[Interface dataset entries]
# # #

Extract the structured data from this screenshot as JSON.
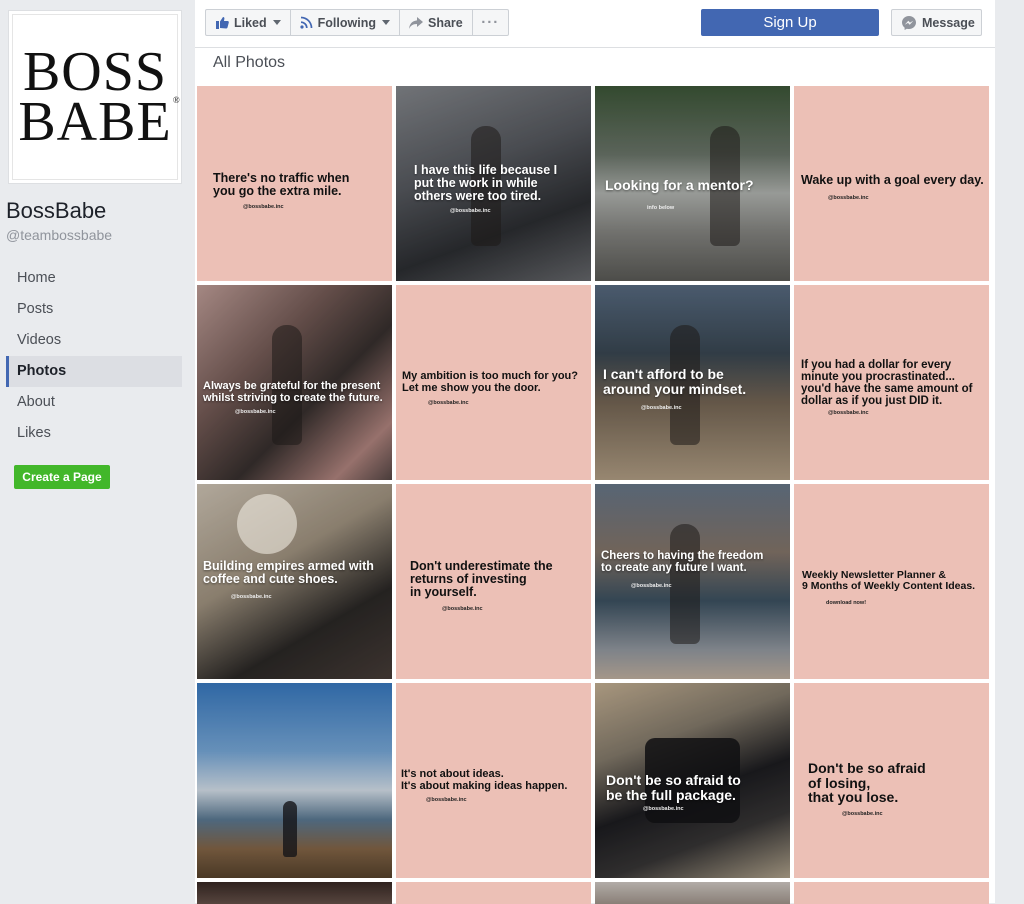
{
  "sidebar": {
    "logo": {
      "line1": "BOSS",
      "line2": "BABE",
      "reg": "®"
    },
    "page_name": "BossBabe",
    "handle": "@teambossbabe",
    "nav": [
      {
        "label": "Home"
      },
      {
        "label": "Posts"
      },
      {
        "label": "Videos"
      },
      {
        "label": "Photos",
        "active": true
      },
      {
        "label": "About"
      },
      {
        "label": "Likes"
      }
    ],
    "create_page": "Create a Page"
  },
  "toolbar": {
    "liked": "Liked",
    "following": "Following",
    "share": "Share",
    "more": "···",
    "sign_up": "Sign Up",
    "message": "Message"
  },
  "section_title": "All Photos",
  "colors": {
    "accent": "#4267b2",
    "create": "#42b72a",
    "pink": "#ecc0b6"
  },
  "photos": [
    {
      "quote": "There's no traffic when\nyou go the extra mile.",
      "handle": "@bossbabe.inc",
      "kind": "pink"
    },
    {
      "quote": "I have this life because I\nput the work in while\nothers were too tired.",
      "handle": "@bossbabe.inc",
      "kind": "photo-street"
    },
    {
      "quote": "Looking for a mentor?",
      "handle": "info below",
      "kind": "photo-car"
    },
    {
      "quote": "Wake up with a goal every day.",
      "handle": "@bossbabe.inc",
      "kind": "pink"
    },
    {
      "quote": "Always be grateful for the present\nwhilst striving to create the future.",
      "handle": "@bossbabe.inc",
      "kind": "photo-flowers"
    },
    {
      "quote": "My ambition is too much for you?\nLet me show you the door.",
      "handle": "@bossbabe.inc",
      "kind": "pink"
    },
    {
      "quote": "I can't afford to be\naround your mindset.",
      "handle": "@bossbabe.inc",
      "kind": "photo-beach"
    },
    {
      "quote": "If you had a dollar for every\nminute you procrastinated...\nyou'd have the same amount of\ndollar as if you just DID it.",
      "handle": "@bossbabe.inc",
      "kind": "pink"
    },
    {
      "quote": "Building empires armed with\ncoffee and cute shoes.",
      "handle": "@bossbabe.inc",
      "kind": "photo-coffee"
    },
    {
      "quote": "Don't underestimate the\nreturns of investing\nin yourself.",
      "handle": "@bossbabe.inc",
      "kind": "pink"
    },
    {
      "quote": "Cheers to having the freedom\nto create any future I want.",
      "handle": "@bossbabe.inc",
      "kind": "photo-canal"
    },
    {
      "quote": "Weekly Newsletter Planner &\n9 Months of Weekly Content Ideas.",
      "handle": "download now!",
      "kind": "pink"
    },
    {
      "quote": "",
      "handle": "",
      "kind": "photo-mountain"
    },
    {
      "quote": "It's not about ideas.\nIt's about making ideas happen.",
      "handle": "@bossbabe.inc",
      "kind": "pink"
    },
    {
      "quote": "Don't be so afraid to\nbe the full package.",
      "handle": "@bossbabe.inc",
      "kind": "photo-bag"
    },
    {
      "quote": "Don't be so afraid\nof losing,\nthat you lose.",
      "handle": "@bossbabe.inc",
      "kind": "pink"
    },
    {
      "quote": "",
      "handle": "",
      "kind": "photo-partial-dark"
    },
    {
      "quote": "",
      "handle": "",
      "kind": "pink"
    },
    {
      "quote": "",
      "handle": "",
      "kind": "photo-partial-light"
    },
    {
      "quote": "",
      "handle": "",
      "kind": "pink"
    }
  ]
}
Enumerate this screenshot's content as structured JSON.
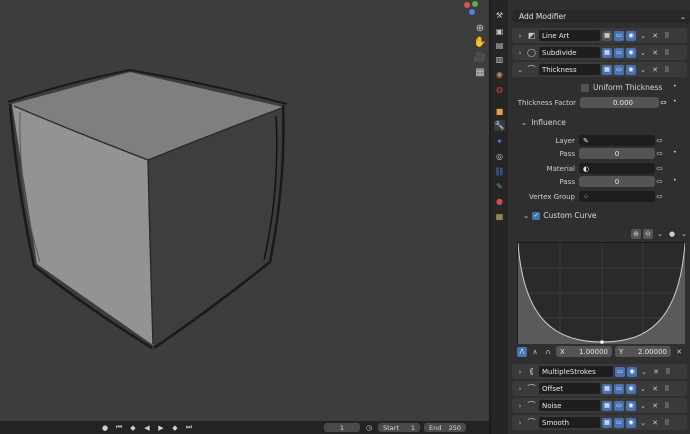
{
  "panel": {
    "add_modifier": "Add Modifier",
    "modifiers": [
      {
        "name": "Line Art",
        "icon": "line-art-icon",
        "expanded": false
      },
      {
        "name": "Subdivide",
        "icon": "subdivide-icon",
        "expanded": false
      },
      {
        "name": "Thickness",
        "icon": "thickness-icon",
        "expanded": true
      }
    ],
    "thickness": {
      "uniform_label": "Uniform Thickness",
      "uniform_checked": false,
      "factor_label": "Thickness Factor",
      "factor_value": "0.000",
      "influence_label": "Influence",
      "layer_label": "Layer",
      "layer_pass_label": "Pass",
      "layer_pass_value": "0",
      "material_label": "Material",
      "material_pass_label": "Pass",
      "material_pass_value": "0",
      "vertex_group_label": "Vertex Group",
      "custom_curve_label": "Custom Curve",
      "custom_curve_checked": true,
      "x_label": "X",
      "x_value": "1.00000",
      "y_label": "Y",
      "y_value": "2.00000"
    },
    "bottom_modifiers": [
      {
        "name": "MultipleStrokes",
        "icon": "multiple-strokes-icon"
      },
      {
        "name": "Offset",
        "icon": "offset-icon"
      },
      {
        "name": "Noise",
        "icon": "noise-icon"
      },
      {
        "name": "Smooth",
        "icon": "smooth-icon"
      }
    ]
  },
  "timeline": {
    "current_frame": "1",
    "start_label": "Start",
    "start_value": "1",
    "end_label": "End",
    "end_value": "250"
  },
  "colors": {
    "accent": "#4772b3",
    "panel_bg": "#2f2f2f",
    "viewport_bg": "#3d3d3d"
  }
}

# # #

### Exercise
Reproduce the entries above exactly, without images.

### Expected output
Extract the structured data from this screenshot as JSON.
{
  "sidebar": {
    "logo": {
      "line1": "BOSS",
      "line2": "BABE",
      "reg": "®"
    },
    "page_name": "BossBabe",
    "handle": "@teambossbabe",
    "nav": [
      {
        "label": "Home"
      },
      {
        "label": "Posts"
      },
      {
        "label": "Videos"
      },
      {
        "label": "Photos",
        "active": true
      },
      {
        "label": "About"
      },
      {
        "label": "Likes"
      }
    ],
    "create_page": "Create a Page"
  },
  "toolbar": {
    "liked": "Liked",
    "following": "Following",
    "share": "Share",
    "more": "···",
    "sign_up": "Sign Up",
    "message": "Message"
  },
  "section_title": "All Photos",
  "colors": {
    "accent": "#4267b2",
    "create": "#42b72a",
    "pink": "#ecc0b6"
  },
  "photos": [
    {
      "quote": "There's no traffic when\nyou go the extra mile.",
      "handle": "@bossbabe.inc",
      "kind": "pink"
    },
    {
      "quote": "I have this life because I\nput the work in while\nothers were too tired.",
      "handle": "@bossbabe.inc",
      "kind": "photo-street"
    },
    {
      "quote": "Looking for a mentor?",
      "handle": "info below",
      "kind": "photo-car"
    },
    {
      "quote": "Wake up with a goal every day.",
      "handle": "@bossbabe.inc",
      "kind": "pink"
    },
    {
      "quote": "Always be grateful for the present\nwhilst striving to create the future.",
      "handle": "@bossbabe.inc",
      "kind": "photo-flowers"
    },
    {
      "quote": "My ambition is too much for you?\nLet me show you the door.",
      "handle": "@bossbabe.inc",
      "kind": "pink"
    },
    {
      "quote": "I can't afford to be\naround your mindset.",
      "handle": "@bossbabe.inc",
      "kind": "photo-beach"
    },
    {
      "quote": "If you had a dollar for every\nminute you procrastinated...\nyou'd have the same amount of\ndollar as if you just DID it.",
      "handle": "@bossbabe.inc",
      "kind": "pink"
    },
    {
      "quote": "Building empires armed with\ncoffee and cute shoes.",
      "handle": "@bossbabe.inc",
      "kind": "photo-coffee"
    },
    {
      "quote": "Don't underestimate the\nreturns of investing\nin yourself.",
      "handle": "@bossbabe.inc",
      "kind": "pink"
    },
    {
      "quote": "Cheers to having the freedom\nto create any future I want.",
      "handle": "@bossbabe.inc",
      "kind": "photo-canal"
    },
    {
      "quote": "Weekly Newsletter Planner &\n9 Months of Weekly Content Ideas.",
      "handle": "download now!",
      "kind": "pink"
    },
    {
      "quote": "",
      "handle": "",
      "kind": "photo-mountain"
    },
    {
      "quote": "It's not about ideas.\nIt's about making ideas happen.",
      "handle": "@bossbabe.inc",
      "kind": "pink"
    },
    {
      "quote": "Don't be so afraid to\nbe the full package.",
      "handle": "@bossbabe.inc",
      "kind": "photo-bag"
    },
    {
      "quote": "Don't be so afraid\nof losing,\nthat you lose.",
      "handle": "@bossbabe.inc",
      "kind": "pink"
    },
    {
      "quote": "",
      "handle": "",
      "kind": "photo-partial-dark"
    },
    {
      "quote": "",
      "handle": "",
      "kind": "pink"
    },
    {
      "quote": "",
      "handle": "",
      "kind": "photo-partial-light"
    },
    {
      "quote": "",
      "handle": "",
      "kind": "pink"
    }
  ]
}
Enumerate this screenshot's content as structured JSON.
{
  "panel": {
    "add_modifier": "Add Modifier",
    "modifiers": [
      {
        "name": "Line Art",
        "icon": "line-art-icon",
        "expanded": false
      },
      {
        "name": "Subdivide",
        "icon": "subdivide-icon",
        "expanded": false
      },
      {
        "name": "Thickness",
        "icon": "thickness-icon",
        "expanded": true
      }
    ],
    "thickness": {
      "uniform_label": "Uniform Thickness",
      "uniform_checked": false,
      "factor_label": "Thickness Factor",
      "factor_value": "0.000",
      "influence_label": "Influence",
      "layer_label": "Layer",
      "layer_pass_label": "Pass",
      "layer_pass_value": "0",
      "material_label": "Material",
      "material_pass_label": "Pass",
      "material_pass_value": "0",
      "vertex_group_label": "Vertex Group",
      "custom_curve_label": "Custom Curve",
      "custom_curve_checked": true,
      "x_label": "X",
      "x_value": "1.00000",
      "y_label": "Y",
      "y_value": "2.00000"
    },
    "bottom_modifiers": [
      {
        "name": "MultipleStrokes",
        "icon": "multiple-strokes-icon"
      },
      {
        "name": "Offset",
        "icon": "offset-icon"
      },
      {
        "name": "Noise",
        "icon": "noise-icon"
      },
      {
        "name": "Smooth",
        "icon": "smooth-icon"
      }
    ]
  },
  "timeline": {
    "current_frame": "1",
    "start_label": "Start",
    "start_value": "1",
    "end_label": "End",
    "end_value": "250"
  },
  "colors": {
    "accent": "#4772b3",
    "panel_bg": "#2f2f2f",
    "viewport_bg": "#3d3d3d"
  }
}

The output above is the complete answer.